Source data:
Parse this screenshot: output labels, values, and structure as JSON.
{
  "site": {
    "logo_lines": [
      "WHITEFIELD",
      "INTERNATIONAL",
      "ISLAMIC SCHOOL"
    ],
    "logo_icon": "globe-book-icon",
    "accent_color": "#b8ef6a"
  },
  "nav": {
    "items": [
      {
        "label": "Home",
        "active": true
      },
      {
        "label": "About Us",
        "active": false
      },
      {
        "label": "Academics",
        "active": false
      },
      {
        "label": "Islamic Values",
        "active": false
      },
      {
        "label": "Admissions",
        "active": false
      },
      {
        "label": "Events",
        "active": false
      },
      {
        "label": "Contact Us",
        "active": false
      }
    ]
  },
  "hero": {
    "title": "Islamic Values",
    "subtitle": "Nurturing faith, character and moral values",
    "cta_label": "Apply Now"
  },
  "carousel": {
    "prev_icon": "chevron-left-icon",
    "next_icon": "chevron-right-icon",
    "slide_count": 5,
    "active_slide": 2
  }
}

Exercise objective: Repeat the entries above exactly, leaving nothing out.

Answer to this exercise:
Parse this screenshot: output labels, values, and structure as JSON.
{
  "site": {
    "logo_lines": [
      "WHITEFIELD",
      "INTERNATIONAL",
      "ISLAMIC SCHOOL"
    ],
    "logo_icon": "globe-book-icon",
    "accent_color": "#b8ef6a"
  },
  "nav": {
    "items": [
      {
        "label": "Home",
        "active": true
      },
      {
        "label": "About Us",
        "active": false
      },
      {
        "label": "Academics",
        "active": false
      },
      {
        "label": "Islamic Values",
        "active": false
      },
      {
        "label": "Admissions",
        "active": false
      },
      {
        "label": "Events",
        "active": false
      },
      {
        "label": "Contact Us",
        "active": false
      }
    ]
  },
  "hero": {
    "title": "Islamic Values",
    "subtitle": "Nurturing faith, character and moral values",
    "cta_label": "Apply Now"
  },
  "carousel": {
    "prev_icon": "chevron-left-icon",
    "next_icon": "chevron-right-icon",
    "slide_count": 5,
    "active_slide": 2
  }
}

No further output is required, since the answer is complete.